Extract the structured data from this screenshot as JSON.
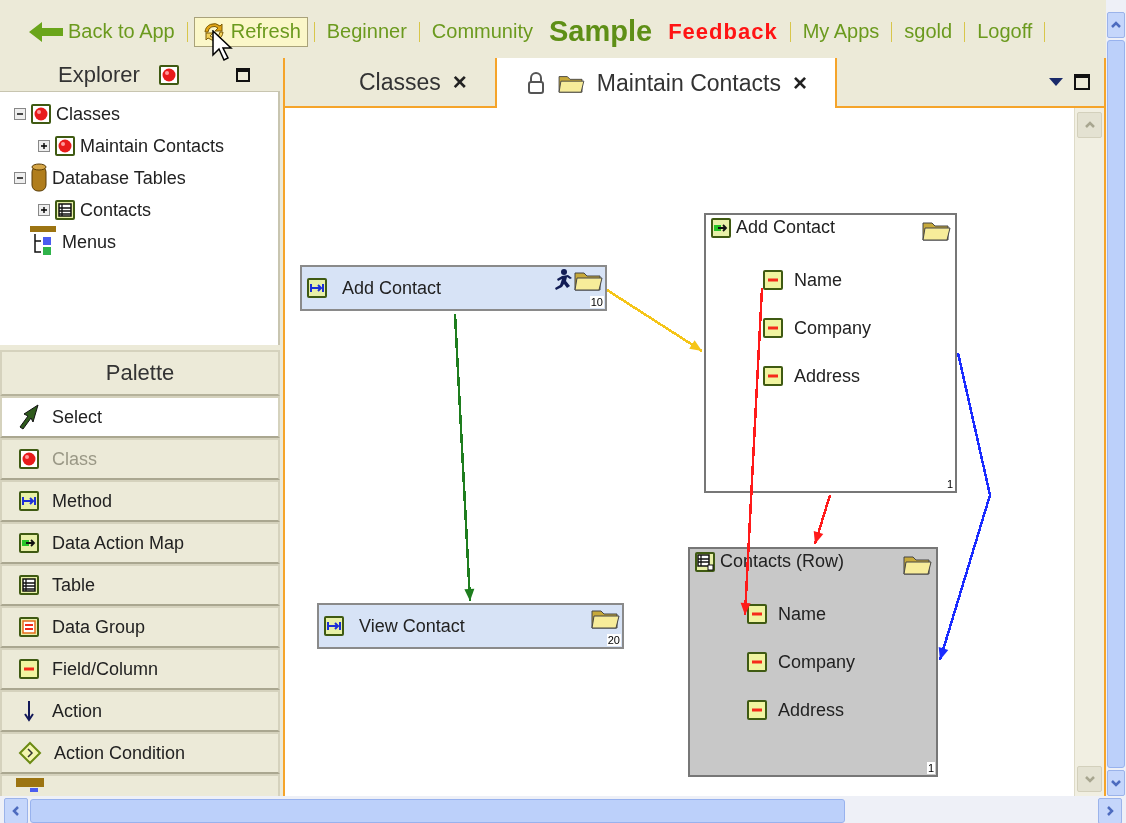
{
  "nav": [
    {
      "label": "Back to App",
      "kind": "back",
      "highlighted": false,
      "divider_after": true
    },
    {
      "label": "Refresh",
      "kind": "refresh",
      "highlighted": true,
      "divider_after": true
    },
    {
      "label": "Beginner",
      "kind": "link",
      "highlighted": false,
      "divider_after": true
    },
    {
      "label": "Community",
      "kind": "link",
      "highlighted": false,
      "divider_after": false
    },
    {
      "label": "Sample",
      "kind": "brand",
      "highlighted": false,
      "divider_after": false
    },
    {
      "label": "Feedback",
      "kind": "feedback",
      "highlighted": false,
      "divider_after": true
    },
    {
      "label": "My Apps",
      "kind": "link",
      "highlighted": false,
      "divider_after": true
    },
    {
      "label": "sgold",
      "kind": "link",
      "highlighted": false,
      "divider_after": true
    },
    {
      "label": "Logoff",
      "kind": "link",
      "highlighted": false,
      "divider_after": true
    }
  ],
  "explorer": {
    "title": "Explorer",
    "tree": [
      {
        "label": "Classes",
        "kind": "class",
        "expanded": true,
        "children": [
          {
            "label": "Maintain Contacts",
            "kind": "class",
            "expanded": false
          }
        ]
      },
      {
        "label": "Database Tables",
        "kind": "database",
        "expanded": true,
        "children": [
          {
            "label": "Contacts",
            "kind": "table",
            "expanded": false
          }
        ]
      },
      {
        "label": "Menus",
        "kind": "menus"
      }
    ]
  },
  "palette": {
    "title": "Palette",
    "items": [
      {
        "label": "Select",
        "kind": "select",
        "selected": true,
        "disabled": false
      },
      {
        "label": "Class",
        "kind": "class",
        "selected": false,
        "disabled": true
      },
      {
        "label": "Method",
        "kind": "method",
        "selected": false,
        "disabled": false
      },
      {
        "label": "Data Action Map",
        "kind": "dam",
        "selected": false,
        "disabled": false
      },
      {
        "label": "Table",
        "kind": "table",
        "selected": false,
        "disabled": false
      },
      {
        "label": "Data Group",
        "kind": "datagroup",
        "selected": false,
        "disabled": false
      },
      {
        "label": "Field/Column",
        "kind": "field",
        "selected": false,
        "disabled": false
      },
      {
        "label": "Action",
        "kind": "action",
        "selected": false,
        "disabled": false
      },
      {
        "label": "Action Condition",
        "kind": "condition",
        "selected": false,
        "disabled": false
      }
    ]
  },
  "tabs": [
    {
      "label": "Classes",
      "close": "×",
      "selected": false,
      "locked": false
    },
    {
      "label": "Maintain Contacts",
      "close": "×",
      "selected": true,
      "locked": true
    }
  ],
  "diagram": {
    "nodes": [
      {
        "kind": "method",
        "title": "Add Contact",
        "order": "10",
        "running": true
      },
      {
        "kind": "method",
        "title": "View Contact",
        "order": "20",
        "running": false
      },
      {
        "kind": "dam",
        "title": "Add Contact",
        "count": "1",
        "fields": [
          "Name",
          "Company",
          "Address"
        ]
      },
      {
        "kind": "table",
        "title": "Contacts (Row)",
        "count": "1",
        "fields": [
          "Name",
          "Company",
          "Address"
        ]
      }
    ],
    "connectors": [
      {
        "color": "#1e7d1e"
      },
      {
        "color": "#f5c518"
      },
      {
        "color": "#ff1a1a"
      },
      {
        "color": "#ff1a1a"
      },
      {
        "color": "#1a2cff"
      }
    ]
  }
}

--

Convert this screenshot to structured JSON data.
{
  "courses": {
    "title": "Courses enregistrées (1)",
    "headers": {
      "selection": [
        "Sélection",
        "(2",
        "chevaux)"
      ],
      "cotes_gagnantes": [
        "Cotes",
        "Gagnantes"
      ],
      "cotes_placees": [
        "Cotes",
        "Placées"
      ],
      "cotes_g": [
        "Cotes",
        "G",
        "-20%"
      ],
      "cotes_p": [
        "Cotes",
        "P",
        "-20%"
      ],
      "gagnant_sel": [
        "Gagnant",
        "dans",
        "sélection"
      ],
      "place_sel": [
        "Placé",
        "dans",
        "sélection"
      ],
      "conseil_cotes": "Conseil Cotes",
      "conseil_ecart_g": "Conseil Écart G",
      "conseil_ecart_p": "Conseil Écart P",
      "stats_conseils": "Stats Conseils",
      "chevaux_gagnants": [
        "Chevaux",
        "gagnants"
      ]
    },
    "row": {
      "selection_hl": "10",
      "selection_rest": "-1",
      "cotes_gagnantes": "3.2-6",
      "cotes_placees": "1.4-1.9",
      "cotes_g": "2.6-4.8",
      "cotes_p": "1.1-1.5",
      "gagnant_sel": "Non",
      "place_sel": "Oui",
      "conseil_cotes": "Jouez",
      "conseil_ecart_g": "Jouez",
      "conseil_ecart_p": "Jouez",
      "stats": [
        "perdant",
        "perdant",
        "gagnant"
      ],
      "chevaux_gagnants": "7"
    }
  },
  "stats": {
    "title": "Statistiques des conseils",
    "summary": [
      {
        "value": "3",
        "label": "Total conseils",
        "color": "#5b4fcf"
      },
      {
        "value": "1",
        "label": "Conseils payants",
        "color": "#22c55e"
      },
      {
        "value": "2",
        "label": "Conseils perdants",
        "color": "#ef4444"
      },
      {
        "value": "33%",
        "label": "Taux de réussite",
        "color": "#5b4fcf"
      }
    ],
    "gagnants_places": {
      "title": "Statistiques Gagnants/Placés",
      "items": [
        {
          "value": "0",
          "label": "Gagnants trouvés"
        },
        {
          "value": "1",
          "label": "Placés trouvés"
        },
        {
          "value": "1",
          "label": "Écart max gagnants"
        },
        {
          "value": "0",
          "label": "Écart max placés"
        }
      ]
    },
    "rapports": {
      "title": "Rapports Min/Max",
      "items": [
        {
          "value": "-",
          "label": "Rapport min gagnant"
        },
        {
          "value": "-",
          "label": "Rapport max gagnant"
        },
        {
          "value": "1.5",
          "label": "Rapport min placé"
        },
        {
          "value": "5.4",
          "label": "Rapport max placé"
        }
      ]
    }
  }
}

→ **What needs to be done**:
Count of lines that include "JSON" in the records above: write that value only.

→ **Written response**:
2